South Africa, the world’s biggest ferrochrome producer, is “depending very much” on the implementation of the proposed tax, Chief Executive Officer Nonkululeko Nyembezi-Heita said on a conference call today. Should the government decide against the duty, the steelmaker would “have to rethink this whole business” as it sells all its market coke locally, she said.
Local producers have asked for a tax of $100 per metric ton to limit exports to China, which is displacing local production. South Africa’s chrome-ore exports to China increased 51 percent to about 4.7 million metric tons last year, while local ferrochrome output declined 9 percent to 3.28 million tons, Merafe Resources (JSE:MRF) Ltd. said on March 6.

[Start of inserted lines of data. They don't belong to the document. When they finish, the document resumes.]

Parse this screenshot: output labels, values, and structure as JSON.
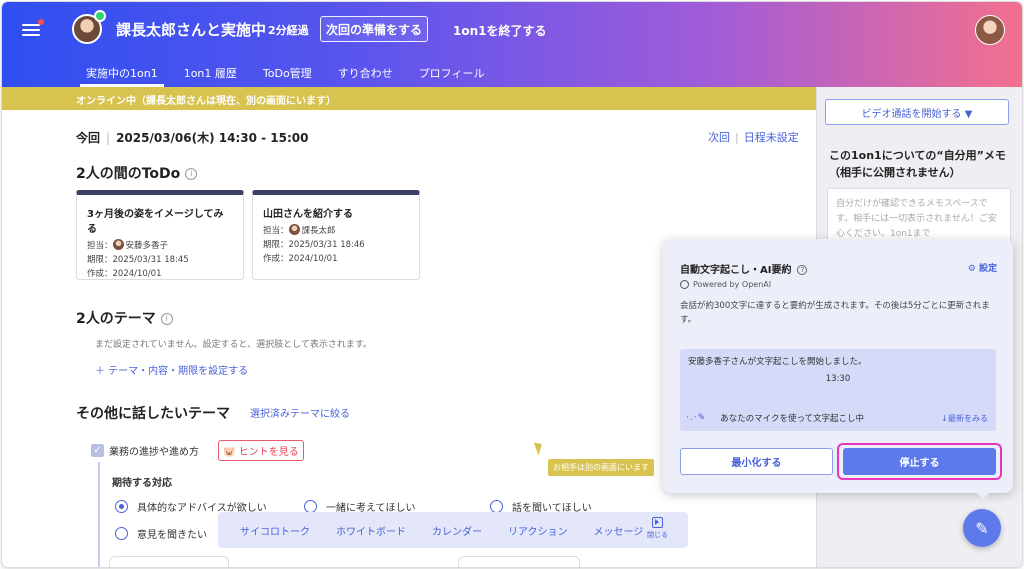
{
  "header": {
    "session_title": "課長太郎さんと実施中",
    "elapsed": "2分経過",
    "prep_button": "次回の準備をする",
    "end_link": "1on1を終了する"
  },
  "nav": {
    "tabs": [
      {
        "label": "実施中の1on1",
        "active": true
      },
      {
        "label": "1on1 履歴"
      },
      {
        "label": "ToDo管理"
      },
      {
        "label": "すり合わせ"
      },
      {
        "label": "プロフィール"
      }
    ]
  },
  "banner": "オンライン中（課長太郎さんは現在、別の画面にいます）",
  "schedule": {
    "current_label": "今回",
    "current_datetime": "2025/03/06(木) 14:30 - 15:00",
    "next_label": "次回",
    "next_value": "日程未設定"
  },
  "todo": {
    "title": "2人の間のToDo",
    "cards": [
      {
        "title": "3ヶ月後の姿をイメージしてみる",
        "assignee": "担当：安藤多香子",
        "due": "期限：2025/03/31 18:45",
        "created": "作成：2024/10/01"
      },
      {
        "title": "山田さんを紹介する",
        "assignee": "担当：課長太郎",
        "due": "期限：2025/03/31 18:46",
        "created": "作成：2024/10/01"
      }
    ]
  },
  "theme": {
    "title": "2人のテーマ",
    "empty": "まだ設定されていません。設定すると、選択肢として表示されます。",
    "add_link": "＋  テーマ・内容・期限を設定する"
  },
  "other": {
    "title": "その他に話したいテーマ",
    "filter_link": "選択済みテーマに絞る",
    "check_label": "業務の進捗や進め方",
    "hint_button": "🐷 ヒントを見る",
    "expect_label": "期待する対応",
    "options": [
      {
        "label": "具体的なアドバイスが欲しい",
        "selected": true
      },
      {
        "label": "一緒に考えてほしい",
        "selected": false
      },
      {
        "label": "話を聞いてほしい",
        "selected": false
      },
      {
        "label": "意見を聞きたい",
        "selected": false
      }
    ]
  },
  "toolbar": {
    "items": [
      "サイコロトーク",
      "ホワイトボード",
      "カレンダー",
      "リアクション",
      "メッセージ"
    ],
    "close_label": "閉じる"
  },
  "cursor_tag": "お相手は別の画面にいます",
  "sidebar": {
    "video_button": "ビデオ通話を開始する ▼",
    "memo_title": "この1on1についての“自分用”メモ（相手に公開されません）",
    "memo_placeholder": "自分だけが確認できるメモスペースです。相手には一切表示されません！ご安心ください。1on1まで"
  },
  "ai_panel": {
    "title": "自動文字起こし・AI要約",
    "settings": "⚙ 設定",
    "powered": "Powered by OpenAI",
    "description": "会話が約300文字に達すると要約が生成されます。その後は5分ごとに更新されます。",
    "transcript_line": "安藤多香子さんが文字起こしを開始しました。",
    "timestamp": "13:30",
    "mic_status": "あなたのマイクを使って文字起こし中",
    "latest_link": "↓最新をみる",
    "minimize_button": "最小化する",
    "stop_button": "停止する"
  },
  "colors": {
    "accent": "#4762d8",
    "banner": "#d8c350",
    "highlight": "#ea35b9"
  }
}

Revenue from the unit dropped 16 percent in the quarter through March as a number of producers shut furnaces following electricity buyback agreements with state utility Eskom Holdings SOC Ltd., the Vanderbijl Park-based steelmaker said in a statement today. Coke is a key ingredient used to produce ferrochrome from chrome ore.
Producers ‘Under Pressure’
“If the tax is not implemented, it will be really bad for the ferrochrome producers and will put them under pressure,” Mohamed Kharva, an analyst at Nedgroup securities Ltd., said by phone from Cape Town.
ArcelorMittal expects more guidance on the proposed tax by the third quarter of the year, Nyembezi-Heita said. The unit contributed 10 percent to its earnings before interest, tax, debt and amortization of 1.97 billion rand ($247 million) in the quarter through March.
The steelmaker said it expects “substantially lower” earnings in the quarter through June as domestic demand and prices retreat and costs increase.
Profit will be lower “due to a decline in domestic demand, softer steel prices, higher costs such as electricity and transport and a drop in sales of commercial coke due to the usual shutdown of the ferrochrome industry in the winter months,” it said.
The local unit said first-quarter profit rose 52 percent to 279 million rand, or 70 cents a share, from a year earlier. Sales climbed 18 percent to 9.1 billion rand as consumers restocked after production shutdowns led to shortages of steel in the second half of last year.
ArcelorMittal South Africa declined 0.2 percent to 55.44 rand by the 5 p.m. close in Johannesburg. The FTSE/JSE (JSE:JSE) Africa All Share Index (Alsi) increased 1.3 percent.